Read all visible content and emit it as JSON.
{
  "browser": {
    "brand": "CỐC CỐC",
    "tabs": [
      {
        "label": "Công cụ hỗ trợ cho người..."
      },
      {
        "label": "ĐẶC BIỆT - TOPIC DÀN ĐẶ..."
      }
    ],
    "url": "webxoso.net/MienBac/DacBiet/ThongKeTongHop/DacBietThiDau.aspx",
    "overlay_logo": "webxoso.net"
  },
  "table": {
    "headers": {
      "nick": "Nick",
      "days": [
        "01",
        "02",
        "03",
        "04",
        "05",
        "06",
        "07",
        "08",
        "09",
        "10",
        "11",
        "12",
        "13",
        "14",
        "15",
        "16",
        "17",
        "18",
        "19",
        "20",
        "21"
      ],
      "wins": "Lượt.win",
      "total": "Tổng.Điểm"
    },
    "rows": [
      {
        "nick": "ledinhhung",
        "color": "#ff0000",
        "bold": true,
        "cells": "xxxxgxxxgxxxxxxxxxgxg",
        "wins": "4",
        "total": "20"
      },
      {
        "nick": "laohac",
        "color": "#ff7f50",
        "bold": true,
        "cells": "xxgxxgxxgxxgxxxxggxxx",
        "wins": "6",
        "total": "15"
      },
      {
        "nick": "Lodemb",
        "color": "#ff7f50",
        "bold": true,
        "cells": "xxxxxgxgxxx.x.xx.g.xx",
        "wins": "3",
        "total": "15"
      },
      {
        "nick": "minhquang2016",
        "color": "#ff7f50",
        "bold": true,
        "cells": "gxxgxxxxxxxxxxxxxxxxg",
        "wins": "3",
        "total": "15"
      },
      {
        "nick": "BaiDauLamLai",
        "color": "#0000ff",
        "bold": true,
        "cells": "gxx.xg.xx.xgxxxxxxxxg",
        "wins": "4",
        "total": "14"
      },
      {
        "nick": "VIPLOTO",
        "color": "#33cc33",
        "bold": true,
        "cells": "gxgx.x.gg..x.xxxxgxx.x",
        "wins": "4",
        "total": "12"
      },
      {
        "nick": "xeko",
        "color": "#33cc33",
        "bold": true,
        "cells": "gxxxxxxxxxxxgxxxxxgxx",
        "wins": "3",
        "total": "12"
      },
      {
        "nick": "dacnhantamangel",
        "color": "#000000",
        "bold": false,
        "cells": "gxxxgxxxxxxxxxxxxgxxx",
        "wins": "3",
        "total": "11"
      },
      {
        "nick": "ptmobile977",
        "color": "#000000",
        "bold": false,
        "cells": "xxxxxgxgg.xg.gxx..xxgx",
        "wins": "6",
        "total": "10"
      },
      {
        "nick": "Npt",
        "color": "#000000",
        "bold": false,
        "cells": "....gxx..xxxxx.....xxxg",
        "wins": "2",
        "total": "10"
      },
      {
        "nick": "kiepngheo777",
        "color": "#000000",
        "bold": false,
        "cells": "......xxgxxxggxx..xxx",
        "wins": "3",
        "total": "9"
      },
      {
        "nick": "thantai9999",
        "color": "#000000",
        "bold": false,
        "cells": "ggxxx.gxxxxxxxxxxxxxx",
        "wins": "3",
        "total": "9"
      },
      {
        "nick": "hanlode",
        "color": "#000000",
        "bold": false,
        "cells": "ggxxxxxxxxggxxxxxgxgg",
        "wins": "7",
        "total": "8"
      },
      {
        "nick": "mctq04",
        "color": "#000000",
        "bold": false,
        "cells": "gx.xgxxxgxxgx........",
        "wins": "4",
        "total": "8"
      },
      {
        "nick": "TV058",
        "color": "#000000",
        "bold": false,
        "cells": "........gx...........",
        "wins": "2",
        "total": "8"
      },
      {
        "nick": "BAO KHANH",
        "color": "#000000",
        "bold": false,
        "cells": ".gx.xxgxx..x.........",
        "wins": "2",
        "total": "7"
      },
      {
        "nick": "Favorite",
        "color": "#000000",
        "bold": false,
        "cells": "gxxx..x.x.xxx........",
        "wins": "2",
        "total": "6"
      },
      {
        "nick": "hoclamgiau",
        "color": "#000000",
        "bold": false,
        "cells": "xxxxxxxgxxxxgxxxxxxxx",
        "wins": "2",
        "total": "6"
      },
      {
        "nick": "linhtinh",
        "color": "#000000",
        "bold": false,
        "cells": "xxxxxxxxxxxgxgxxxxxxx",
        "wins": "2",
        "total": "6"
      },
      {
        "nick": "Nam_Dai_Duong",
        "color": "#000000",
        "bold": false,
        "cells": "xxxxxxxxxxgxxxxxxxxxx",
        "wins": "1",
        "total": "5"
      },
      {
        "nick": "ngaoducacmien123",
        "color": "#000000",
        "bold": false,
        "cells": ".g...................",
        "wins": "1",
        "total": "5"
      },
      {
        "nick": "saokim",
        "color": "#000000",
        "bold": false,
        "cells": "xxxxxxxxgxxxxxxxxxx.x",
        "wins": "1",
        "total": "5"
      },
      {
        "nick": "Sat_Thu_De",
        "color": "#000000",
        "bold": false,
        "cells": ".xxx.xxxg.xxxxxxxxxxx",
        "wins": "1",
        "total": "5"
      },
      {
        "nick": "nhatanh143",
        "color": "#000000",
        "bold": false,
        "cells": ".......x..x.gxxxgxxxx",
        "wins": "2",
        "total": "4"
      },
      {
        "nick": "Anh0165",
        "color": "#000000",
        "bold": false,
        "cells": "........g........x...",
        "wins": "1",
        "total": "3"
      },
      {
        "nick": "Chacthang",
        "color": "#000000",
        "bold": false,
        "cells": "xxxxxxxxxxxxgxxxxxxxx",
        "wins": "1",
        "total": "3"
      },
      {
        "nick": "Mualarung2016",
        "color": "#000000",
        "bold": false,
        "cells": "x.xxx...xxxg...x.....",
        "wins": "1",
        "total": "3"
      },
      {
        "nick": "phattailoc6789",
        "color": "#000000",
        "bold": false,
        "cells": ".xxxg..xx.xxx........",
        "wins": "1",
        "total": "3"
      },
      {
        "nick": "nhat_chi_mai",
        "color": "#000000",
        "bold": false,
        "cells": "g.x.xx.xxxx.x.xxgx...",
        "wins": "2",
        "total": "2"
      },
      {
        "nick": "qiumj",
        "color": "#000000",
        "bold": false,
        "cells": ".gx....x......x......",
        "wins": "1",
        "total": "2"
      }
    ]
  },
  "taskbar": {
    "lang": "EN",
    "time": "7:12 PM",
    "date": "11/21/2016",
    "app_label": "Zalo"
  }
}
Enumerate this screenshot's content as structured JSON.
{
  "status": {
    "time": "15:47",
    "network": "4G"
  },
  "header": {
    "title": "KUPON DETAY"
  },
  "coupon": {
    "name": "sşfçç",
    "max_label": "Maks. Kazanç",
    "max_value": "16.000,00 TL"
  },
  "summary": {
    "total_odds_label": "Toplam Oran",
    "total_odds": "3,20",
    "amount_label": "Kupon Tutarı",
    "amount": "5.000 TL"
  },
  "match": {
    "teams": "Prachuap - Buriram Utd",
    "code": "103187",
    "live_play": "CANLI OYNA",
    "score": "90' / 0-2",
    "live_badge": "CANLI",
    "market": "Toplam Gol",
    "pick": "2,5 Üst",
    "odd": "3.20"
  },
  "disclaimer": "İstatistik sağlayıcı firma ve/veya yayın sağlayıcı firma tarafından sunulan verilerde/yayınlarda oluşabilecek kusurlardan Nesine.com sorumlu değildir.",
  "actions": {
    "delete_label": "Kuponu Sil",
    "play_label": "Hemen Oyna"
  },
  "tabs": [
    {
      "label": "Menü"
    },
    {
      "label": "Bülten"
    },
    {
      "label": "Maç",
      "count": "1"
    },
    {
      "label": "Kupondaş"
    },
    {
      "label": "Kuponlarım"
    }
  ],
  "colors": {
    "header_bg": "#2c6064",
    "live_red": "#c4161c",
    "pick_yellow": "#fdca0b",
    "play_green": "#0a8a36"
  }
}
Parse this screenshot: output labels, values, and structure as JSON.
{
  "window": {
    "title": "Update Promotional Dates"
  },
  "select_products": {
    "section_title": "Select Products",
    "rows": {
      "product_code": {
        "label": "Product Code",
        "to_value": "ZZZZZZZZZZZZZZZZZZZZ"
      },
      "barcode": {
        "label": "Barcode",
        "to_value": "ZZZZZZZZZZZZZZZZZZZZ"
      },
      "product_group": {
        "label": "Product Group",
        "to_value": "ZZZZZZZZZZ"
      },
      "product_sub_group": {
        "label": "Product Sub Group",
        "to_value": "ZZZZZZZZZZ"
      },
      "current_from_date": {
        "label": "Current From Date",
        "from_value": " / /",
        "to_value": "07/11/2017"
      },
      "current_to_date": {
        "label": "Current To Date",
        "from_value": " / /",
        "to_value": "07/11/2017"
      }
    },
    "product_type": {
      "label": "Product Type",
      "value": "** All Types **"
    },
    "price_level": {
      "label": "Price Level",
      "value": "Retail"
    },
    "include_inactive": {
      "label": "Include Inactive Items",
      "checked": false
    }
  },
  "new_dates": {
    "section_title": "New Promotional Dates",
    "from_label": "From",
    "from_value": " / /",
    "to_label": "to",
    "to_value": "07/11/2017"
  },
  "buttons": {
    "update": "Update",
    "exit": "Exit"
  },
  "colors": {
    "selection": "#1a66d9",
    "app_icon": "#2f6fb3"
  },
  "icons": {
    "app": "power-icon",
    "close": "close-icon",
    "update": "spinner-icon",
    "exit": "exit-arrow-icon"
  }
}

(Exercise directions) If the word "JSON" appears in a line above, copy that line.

(Answer)
Read all visible content and emit it as JSON.
Enumerate this screenshot's content as structured JSON.
Parse this screenshot: output labels, values, and structure as JSON.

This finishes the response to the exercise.